**Problem**
Copy the records that follow exactly as written, but not their pictures.
---------- Recorded information
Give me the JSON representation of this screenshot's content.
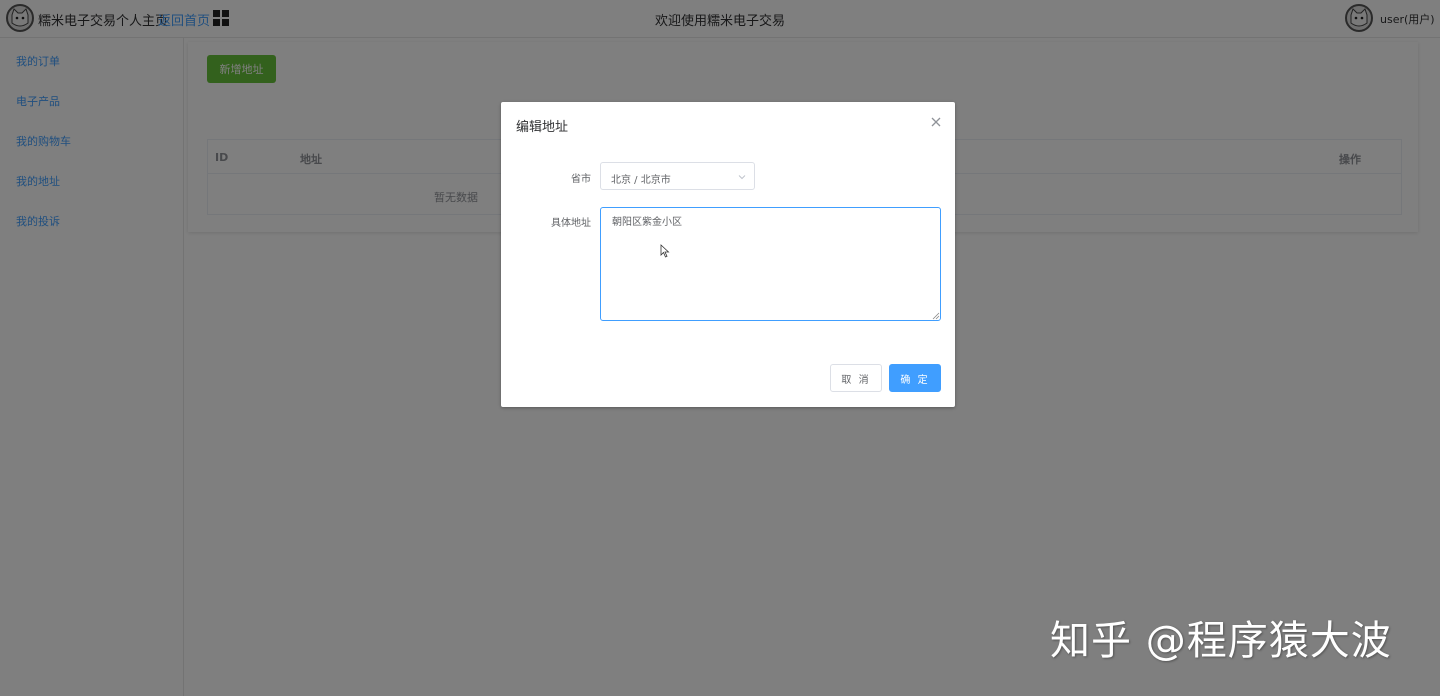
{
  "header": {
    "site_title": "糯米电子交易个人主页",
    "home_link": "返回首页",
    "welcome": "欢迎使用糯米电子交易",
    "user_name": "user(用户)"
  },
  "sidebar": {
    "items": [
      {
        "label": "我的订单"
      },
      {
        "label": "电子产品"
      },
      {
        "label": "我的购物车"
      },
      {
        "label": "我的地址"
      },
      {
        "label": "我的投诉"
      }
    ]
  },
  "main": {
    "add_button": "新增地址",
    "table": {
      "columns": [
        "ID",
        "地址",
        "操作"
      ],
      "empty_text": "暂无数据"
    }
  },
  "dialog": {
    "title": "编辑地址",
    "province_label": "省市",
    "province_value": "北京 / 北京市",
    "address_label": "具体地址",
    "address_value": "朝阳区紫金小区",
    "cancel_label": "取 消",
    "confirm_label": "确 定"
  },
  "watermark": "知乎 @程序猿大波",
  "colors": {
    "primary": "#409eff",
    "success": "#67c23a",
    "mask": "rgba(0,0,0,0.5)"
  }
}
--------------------
**Problem solution**
Give me the JSON representation of this screenshot's content.
{
  "header": {
    "site_title": "糯米电子交易个人主页",
    "home_link": "返回首页",
    "welcome": "欢迎使用糯米电子交易",
    "user_name": "user(用户)"
  },
  "sidebar": {
    "items": [
      {
        "label": "我的订单"
      },
      {
        "label": "电子产品"
      },
      {
        "label": "我的购物车"
      },
      {
        "label": "我的地址"
      },
      {
        "label": "我的投诉"
      }
    ]
  },
  "main": {
    "add_button": "新增地址",
    "table": {
      "columns": [
        "ID",
        "地址",
        "操作"
      ],
      "empty_text": "暂无数据"
    }
  },
  "dialog": {
    "title": "编辑地址",
    "province_label": "省市",
    "province_value": "北京 / 北京市",
    "address_label": "具体地址",
    "address_value": "朝阳区紫金小区",
    "cancel_label": "取 消",
    "confirm_label": "确 定"
  },
  "watermark": "知乎 @程序猿大波",
  "colors": {
    "primary": "#409eff",
    "success": "#67c23a",
    "mask": "rgba(0,0,0,0.5)"
  }
}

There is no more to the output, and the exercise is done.